What the task requires
Copy, from the data below, every line that has "icon" in it.

----

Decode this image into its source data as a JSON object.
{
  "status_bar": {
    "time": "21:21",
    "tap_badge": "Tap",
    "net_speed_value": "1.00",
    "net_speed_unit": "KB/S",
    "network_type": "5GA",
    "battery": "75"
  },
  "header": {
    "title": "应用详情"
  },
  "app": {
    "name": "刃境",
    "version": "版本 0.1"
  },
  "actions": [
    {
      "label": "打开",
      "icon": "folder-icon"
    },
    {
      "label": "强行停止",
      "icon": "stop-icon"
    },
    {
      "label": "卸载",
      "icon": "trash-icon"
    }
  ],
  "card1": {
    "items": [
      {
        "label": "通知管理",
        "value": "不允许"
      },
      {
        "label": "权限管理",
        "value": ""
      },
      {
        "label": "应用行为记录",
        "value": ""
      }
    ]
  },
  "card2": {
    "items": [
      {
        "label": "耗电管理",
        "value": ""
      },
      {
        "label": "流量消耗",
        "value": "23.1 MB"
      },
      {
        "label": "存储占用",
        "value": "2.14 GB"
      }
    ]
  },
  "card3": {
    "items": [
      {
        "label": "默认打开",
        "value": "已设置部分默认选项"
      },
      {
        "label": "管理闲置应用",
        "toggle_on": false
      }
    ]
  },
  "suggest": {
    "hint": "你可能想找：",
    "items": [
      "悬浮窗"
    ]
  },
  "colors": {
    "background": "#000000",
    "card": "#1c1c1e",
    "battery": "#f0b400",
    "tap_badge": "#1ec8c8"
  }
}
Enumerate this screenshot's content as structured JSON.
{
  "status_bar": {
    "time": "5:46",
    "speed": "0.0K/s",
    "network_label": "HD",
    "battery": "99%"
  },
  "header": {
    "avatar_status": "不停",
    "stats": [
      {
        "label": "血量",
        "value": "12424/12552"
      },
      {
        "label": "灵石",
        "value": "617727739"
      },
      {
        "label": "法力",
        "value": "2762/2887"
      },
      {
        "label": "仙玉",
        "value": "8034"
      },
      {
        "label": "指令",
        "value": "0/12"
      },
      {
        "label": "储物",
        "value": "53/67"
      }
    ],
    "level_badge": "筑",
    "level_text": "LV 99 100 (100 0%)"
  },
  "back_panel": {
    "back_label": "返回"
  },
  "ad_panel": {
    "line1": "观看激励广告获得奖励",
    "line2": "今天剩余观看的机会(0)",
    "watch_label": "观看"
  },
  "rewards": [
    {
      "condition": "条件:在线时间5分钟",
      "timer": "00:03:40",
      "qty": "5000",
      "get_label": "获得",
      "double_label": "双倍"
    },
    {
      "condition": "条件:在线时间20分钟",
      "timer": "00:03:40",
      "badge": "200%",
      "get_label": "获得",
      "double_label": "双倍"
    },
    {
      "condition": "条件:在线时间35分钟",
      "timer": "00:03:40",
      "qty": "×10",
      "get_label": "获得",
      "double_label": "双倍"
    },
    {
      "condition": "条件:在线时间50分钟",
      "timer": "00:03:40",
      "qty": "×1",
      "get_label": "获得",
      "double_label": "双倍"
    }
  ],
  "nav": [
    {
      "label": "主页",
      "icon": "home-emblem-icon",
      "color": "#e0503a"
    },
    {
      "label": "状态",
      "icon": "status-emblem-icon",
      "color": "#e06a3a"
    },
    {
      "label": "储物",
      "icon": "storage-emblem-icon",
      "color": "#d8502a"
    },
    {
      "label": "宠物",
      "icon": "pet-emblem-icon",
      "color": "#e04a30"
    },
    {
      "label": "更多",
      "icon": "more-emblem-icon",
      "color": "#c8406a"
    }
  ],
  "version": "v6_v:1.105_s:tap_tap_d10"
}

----

Reply
      "icon": "folder-icon"
      "icon": "stop-icon"
      "icon": "trash-icon"
      "icon": "home-emblem-icon",
      "icon": "status-emblem-icon",
      "icon": "storage-emblem-icon",
      "icon": "pet-emblem-icon",
      "icon": "more-emblem-icon",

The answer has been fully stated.